The first part of the volume, called West to East, looks at Chinese food in China through the eyes of many westerners who lived there and those that visit. The second part, East to West, explores globalization of Chinese food. These are followed by thirteen pages of references, by chapter, and two of suggested readings. Both of these items are important to trust the information gleaned in a historical tome.
The second part of the book views globalization and change separately reporting about that in Britain and the United States. The introduction begins with: “We the Chinese Conquered the world–through our food.” Hope other generalizations are less on political sympathies and more about facts; but all are not. The book states that "Pearl Buck’s father, John Lossing Buck, was a Presbyterian minister who had made an important survey of the income of Chinese farm households." Not so. John Lossing Buck was her husband.
You may recall, that Pearl S. Buck, A Cultural Biog1raphy was reviewed in Flavor and Fortune's Volume 5(1) on pages 21 and 22. There and elsewhere, one reads that this prolific author and Nobel and Pulitzer prize winner was born Pearl Sydenstricker, daughter of Absalon and Carrie Sydentstricker. Her father was a missionary who journeyed to China, as she said, to "tell the Chinese about Jesus." John Lossing Buck was a Cornell graduate in rural economics. He went to China and ultimately established himself as one of the preeminent scholars in the field of agricultural economics. He authored two books, Chinese Farm Economy in 1930, and Land Utilization in 1937. He was well known for at least two generations for his pioneering statistical studies about Chinese farms. Since then, even though the subject of scholarly dispute, his research altered studies about Chinese agriculture. He was not an ordained minister. Perhaps Roberts misunderstood, because Lossing, as he was known to his friends, did apply to the Presbyterian Board of Foreign Missions for, and received an appointment as an agricultural missionary.

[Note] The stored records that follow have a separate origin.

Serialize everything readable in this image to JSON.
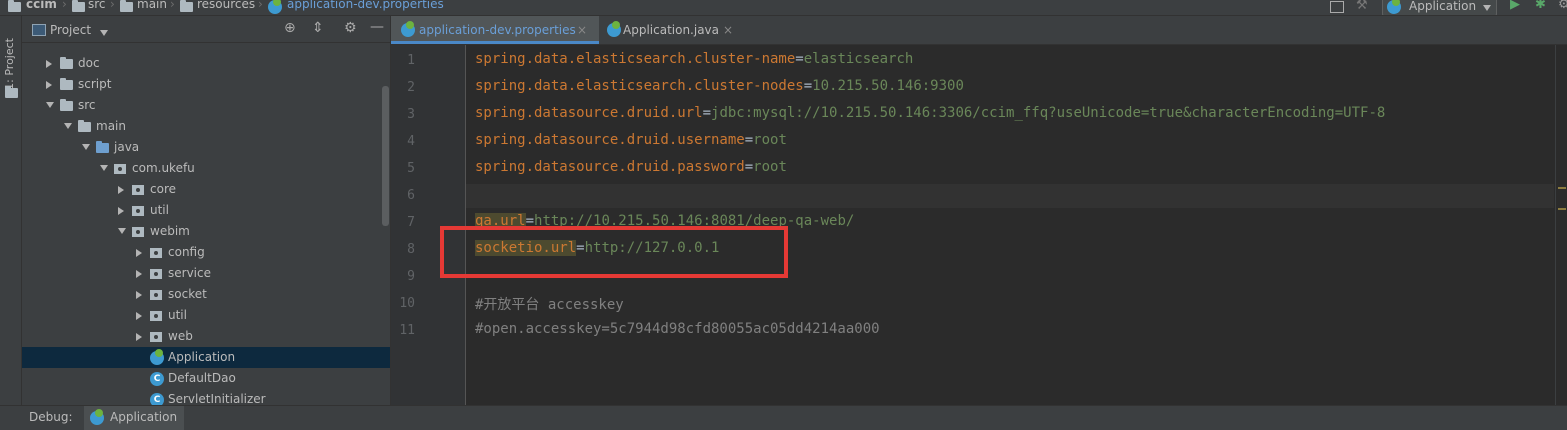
{
  "breadcrumb": {
    "items": [
      "ccim",
      "src",
      "main",
      "resources",
      "application-dev.properties"
    ]
  },
  "toolbar": {
    "run_config": "Application"
  },
  "left_strip": {
    "label": "1: Project"
  },
  "project_panel": {
    "title": "Project",
    "rows": [
      {
        "label": "doc",
        "type": "folder",
        "indent": 1,
        "expanded": false
      },
      {
        "label": "script",
        "type": "folder",
        "indent": 1,
        "expanded": false
      },
      {
        "label": "src",
        "type": "folder",
        "indent": 1,
        "expanded": true
      },
      {
        "label": "main",
        "type": "folder",
        "indent": 2,
        "expanded": true
      },
      {
        "label": "java",
        "type": "folder-blue",
        "indent": 3,
        "expanded": true
      },
      {
        "label": "com.ukefu",
        "type": "package",
        "indent": 4,
        "expanded": true
      },
      {
        "label": "core",
        "type": "package",
        "indent": 5,
        "expanded": false
      },
      {
        "label": "util",
        "type": "package",
        "indent": 5,
        "expanded": false
      },
      {
        "label": "webim",
        "type": "package",
        "indent": 5,
        "expanded": true
      },
      {
        "label": "config",
        "type": "package",
        "indent": 6,
        "expanded": false
      },
      {
        "label": "service",
        "type": "package",
        "indent": 6,
        "expanded": false
      },
      {
        "label": "socket",
        "type": "package",
        "indent": 6,
        "expanded": false
      },
      {
        "label": "util",
        "type": "package",
        "indent": 6,
        "expanded": false
      },
      {
        "label": "web",
        "type": "package",
        "indent": 6,
        "expanded": false
      },
      {
        "label": "Application",
        "type": "spring-class",
        "indent": 6,
        "selected": true
      },
      {
        "label": "DefaultDao",
        "type": "class",
        "indent": 6
      },
      {
        "label": "ServletInitializer",
        "type": "class",
        "indent": 6
      }
    ]
  },
  "tabs": [
    {
      "label": "application-dev.properties",
      "active": true
    },
    {
      "label": "Application.java",
      "active": false
    }
  ],
  "editor": {
    "lines": [
      {
        "n": "1",
        "key": "spring.data.elasticsearch.cluster-name",
        "eq": "=",
        "val": "elasticsearch"
      },
      {
        "n": "2",
        "key": "spring.data.elasticsearch.cluster-nodes",
        "eq": "=",
        "val": "10.215.50.146:9300"
      },
      {
        "n": "3",
        "key": "spring.datasource.druid.url",
        "eq": "=",
        "val": "jdbc:mysql://10.215.50.146:3306/ccim_ffq?useUnicode=true&characterEncoding=UTF-8"
      },
      {
        "n": "4",
        "key": "spring.datasource.druid.username",
        "eq": "=",
        "val": "root"
      },
      {
        "n": "5",
        "key": "spring.datasource.druid.password",
        "eq": "=",
        "val": "root"
      },
      {
        "n": "6",
        "key": "",
        "eq": "",
        "val": ""
      },
      {
        "n": "7",
        "key": "qa.url",
        "eq": "=",
        "val": "http://10.215.50.146:8081/deep-qa-web/"
      },
      {
        "n": "8",
        "key": "socketio.url",
        "eq": "=",
        "val": "http://127.0.0.1"
      },
      {
        "n": "9",
        "key": "",
        "eq": "",
        "val": ""
      },
      {
        "n": "10",
        "comment": "#开放平台 accesskey"
      },
      {
        "n": "11",
        "comment": "#open.accesskey=5c7944d98cfd80055ac05dd4214aa000"
      }
    ]
  },
  "bottom_bar": {
    "debug_label": "Debug:",
    "app_label": "Application"
  },
  "colors": {
    "highlight_box": "#e53935",
    "selection": "#0d293e",
    "tab_underline": "#4a88c7"
  }
}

Recipe books, as cookbooks are indexed in China to Chinatown. Discussed is the 1935 Corrine Lamb book, The Chinese Festive Board, as 'one of the first Chinese cookbooks directed at a Western readership.' In the section about Western admirers of Chinese food in China, and later, under globalization, Roberts says, "the first recipe books for Chinese food written in English appeared in the United States in the 1920s and 1930s."

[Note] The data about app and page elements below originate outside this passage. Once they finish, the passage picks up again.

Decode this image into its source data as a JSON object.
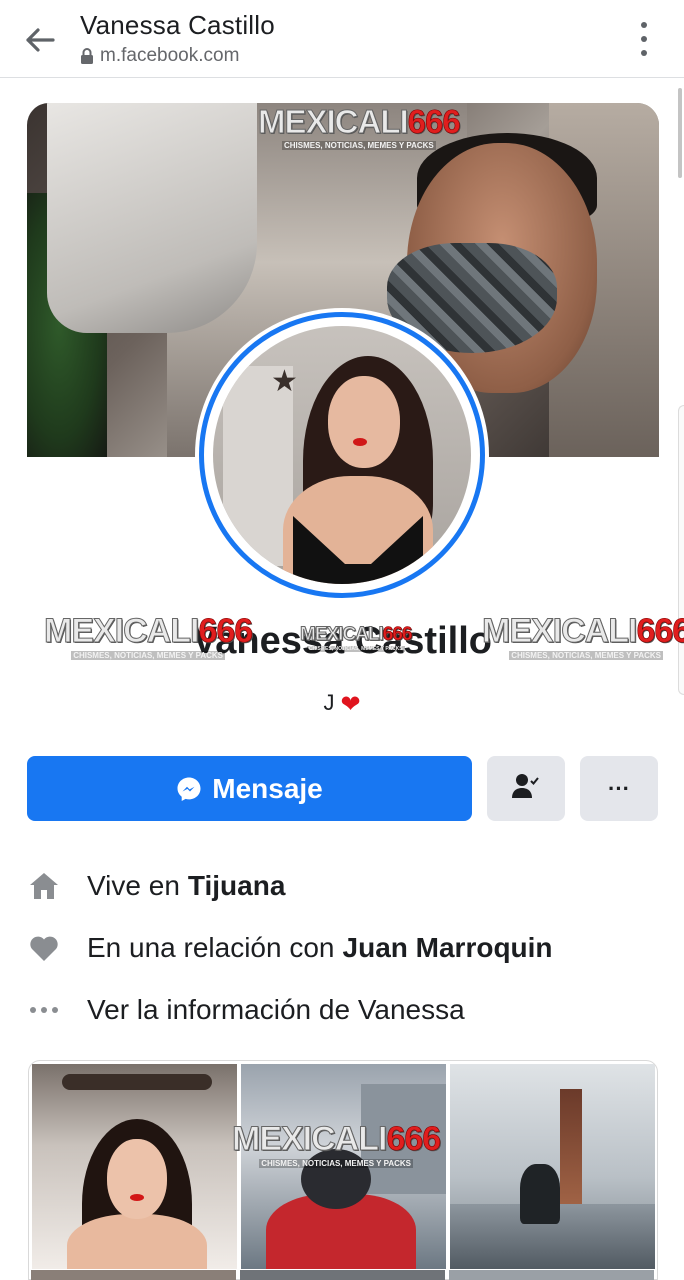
{
  "browser": {
    "title": "Vanessa Castillo",
    "url": "m.facebook.com"
  },
  "watermark": {
    "brand": "MEXICALI",
    "number": "666",
    "tagline": "CHISMES, NOTICIAS, MEMES Y PACKS"
  },
  "profile": {
    "name": "Vanessa Castillo",
    "bio": "J"
  },
  "actions": {
    "message_label": "Mensaje",
    "more_label": "···"
  },
  "info": {
    "lives_prefix": "Vive en",
    "lives_city": "Tijuana",
    "relationship_prefix": "En una relación con",
    "relationship_partner": "Juan Marroquin",
    "see_more": "Ver la información de Vanessa"
  },
  "colors": {
    "accent": "#1877f2",
    "button_gray": "#e4e6eb",
    "heart": "#e0141e"
  },
  "icons": [
    "back-arrow-icon",
    "lock-icon",
    "kebab-menu-icon",
    "messenger-icon",
    "friend-check-icon",
    "home-icon",
    "heart-icon",
    "ellipsis-icon"
  ]
}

Chinese Cookbooks, An Annotated English Language Compendium/Bibliography (1987) by this magazine's editor and numerous other articles, including one in Flavor and Fortune called 'Chinese English-Language Cookbooks: 100 Years of Content and Context' that appeared in Volume 6(1) on pages 21 and 28 indicate there were Chinese cookbooks published in the United States years earlier. For example, a United Stated Department of Agriculture pamphlet written by Walter Blasdale was written in 1899. It has cooking instructions for Chinese vegetables; planting them, too. There are some half dozen Chinese cookbooks published before 1920. One dated 1911 by Nolton published in Detroit MI can be found at the New York Academy of Medicine. Look for the others in the above bibliography, and listed on the State University of Stony Brook's website and in their Special Collections library. There are good Chinese cookbook listings in many libraries including the Library of Congress; and they are on its website. No matter where you live, this type of error can and should be corrected.
In spite of these few minor flaws, conceptualizations are valuable and needed as is every investigation of Chinese food in the west. This book fascinates as do the resources provided in it. They help see where author information comes from. Most fascinating in this volume is data and dialogue reported about Chinese restaurants in New York and the UK, and in the Far East; hope they are more accurate.